TASK TO CARRY OUT.
Copy every line of the entries that includes the word "MenuDriven".

╭──

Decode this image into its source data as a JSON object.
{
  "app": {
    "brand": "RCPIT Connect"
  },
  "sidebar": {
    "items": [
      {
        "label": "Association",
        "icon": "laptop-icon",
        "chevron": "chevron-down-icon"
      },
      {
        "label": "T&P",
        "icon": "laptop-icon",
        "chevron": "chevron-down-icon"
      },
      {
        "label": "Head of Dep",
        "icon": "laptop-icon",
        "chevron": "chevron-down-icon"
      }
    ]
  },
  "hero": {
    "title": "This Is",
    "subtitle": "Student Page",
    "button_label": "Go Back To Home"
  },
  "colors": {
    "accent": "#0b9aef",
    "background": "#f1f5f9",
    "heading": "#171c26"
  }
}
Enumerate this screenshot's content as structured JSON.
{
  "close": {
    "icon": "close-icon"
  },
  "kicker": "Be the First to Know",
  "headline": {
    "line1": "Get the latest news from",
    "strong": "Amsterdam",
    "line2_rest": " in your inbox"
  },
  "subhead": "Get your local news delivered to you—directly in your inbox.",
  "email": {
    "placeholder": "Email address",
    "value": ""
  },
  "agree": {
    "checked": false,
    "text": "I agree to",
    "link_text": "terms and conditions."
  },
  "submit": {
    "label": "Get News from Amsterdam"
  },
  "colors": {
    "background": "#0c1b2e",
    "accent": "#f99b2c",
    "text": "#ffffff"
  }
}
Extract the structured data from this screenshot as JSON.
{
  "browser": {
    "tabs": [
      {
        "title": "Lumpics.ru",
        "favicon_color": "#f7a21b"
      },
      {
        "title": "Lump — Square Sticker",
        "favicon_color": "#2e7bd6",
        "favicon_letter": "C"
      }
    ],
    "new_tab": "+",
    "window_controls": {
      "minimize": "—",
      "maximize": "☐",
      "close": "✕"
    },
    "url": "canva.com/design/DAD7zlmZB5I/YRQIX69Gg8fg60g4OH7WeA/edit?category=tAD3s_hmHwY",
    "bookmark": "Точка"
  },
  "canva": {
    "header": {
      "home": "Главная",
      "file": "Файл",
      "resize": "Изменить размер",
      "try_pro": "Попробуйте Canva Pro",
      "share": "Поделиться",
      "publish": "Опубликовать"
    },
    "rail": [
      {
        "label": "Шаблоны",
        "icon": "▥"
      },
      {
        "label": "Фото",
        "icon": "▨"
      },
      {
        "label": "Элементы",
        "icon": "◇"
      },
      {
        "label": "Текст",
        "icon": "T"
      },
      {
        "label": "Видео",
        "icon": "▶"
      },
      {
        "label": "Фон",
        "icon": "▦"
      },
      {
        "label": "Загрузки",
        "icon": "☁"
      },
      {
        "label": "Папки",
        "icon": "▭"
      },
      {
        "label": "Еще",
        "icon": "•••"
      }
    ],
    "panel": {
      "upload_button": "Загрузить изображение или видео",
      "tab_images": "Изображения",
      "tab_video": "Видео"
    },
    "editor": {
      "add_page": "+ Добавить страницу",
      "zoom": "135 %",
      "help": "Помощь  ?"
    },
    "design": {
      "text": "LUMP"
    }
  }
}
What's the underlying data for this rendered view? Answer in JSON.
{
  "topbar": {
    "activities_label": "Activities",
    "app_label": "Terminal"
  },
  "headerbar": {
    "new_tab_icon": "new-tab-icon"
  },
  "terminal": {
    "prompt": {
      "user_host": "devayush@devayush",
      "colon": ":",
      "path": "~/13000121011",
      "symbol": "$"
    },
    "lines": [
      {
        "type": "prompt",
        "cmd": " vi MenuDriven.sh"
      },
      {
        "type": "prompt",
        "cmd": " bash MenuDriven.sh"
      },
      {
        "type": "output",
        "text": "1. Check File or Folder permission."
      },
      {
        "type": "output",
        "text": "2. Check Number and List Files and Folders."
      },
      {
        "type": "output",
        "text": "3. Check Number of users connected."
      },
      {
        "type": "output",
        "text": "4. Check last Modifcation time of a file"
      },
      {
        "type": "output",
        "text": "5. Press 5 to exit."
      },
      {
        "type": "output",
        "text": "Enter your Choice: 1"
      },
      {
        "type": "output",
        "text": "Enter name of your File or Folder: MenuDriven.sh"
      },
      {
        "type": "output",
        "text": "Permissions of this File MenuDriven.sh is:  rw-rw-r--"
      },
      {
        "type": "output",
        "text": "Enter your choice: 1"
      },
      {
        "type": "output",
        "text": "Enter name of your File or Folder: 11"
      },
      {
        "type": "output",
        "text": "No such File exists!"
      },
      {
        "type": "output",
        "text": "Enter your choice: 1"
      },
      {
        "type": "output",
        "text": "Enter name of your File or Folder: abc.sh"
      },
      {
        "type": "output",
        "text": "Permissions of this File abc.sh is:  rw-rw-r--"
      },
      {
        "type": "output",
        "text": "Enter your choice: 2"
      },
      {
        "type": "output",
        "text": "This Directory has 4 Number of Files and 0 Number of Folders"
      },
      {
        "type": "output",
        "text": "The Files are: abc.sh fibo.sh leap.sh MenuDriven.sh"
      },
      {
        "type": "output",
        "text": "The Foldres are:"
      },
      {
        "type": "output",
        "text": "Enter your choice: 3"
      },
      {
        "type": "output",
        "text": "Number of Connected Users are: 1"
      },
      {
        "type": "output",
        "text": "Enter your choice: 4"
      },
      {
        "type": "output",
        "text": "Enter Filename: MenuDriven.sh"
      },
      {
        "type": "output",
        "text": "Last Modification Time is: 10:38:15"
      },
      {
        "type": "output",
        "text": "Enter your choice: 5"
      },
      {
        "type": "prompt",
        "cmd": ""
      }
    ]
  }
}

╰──

REPLY.
        "cmd": " vi MenuDriven.sh"
        "cmd": " bash MenuDriven.sh"
        "text": "Enter name of your File or Folder: MenuDriven.sh"
        "text": "Permissions of this File MenuDriven.sh is:  rw-rw-r--"
        "text": "The Files are: abc.sh fibo.sh leap.sh MenuDriven.sh"
        "text": "Enter Filename: MenuDriven.sh"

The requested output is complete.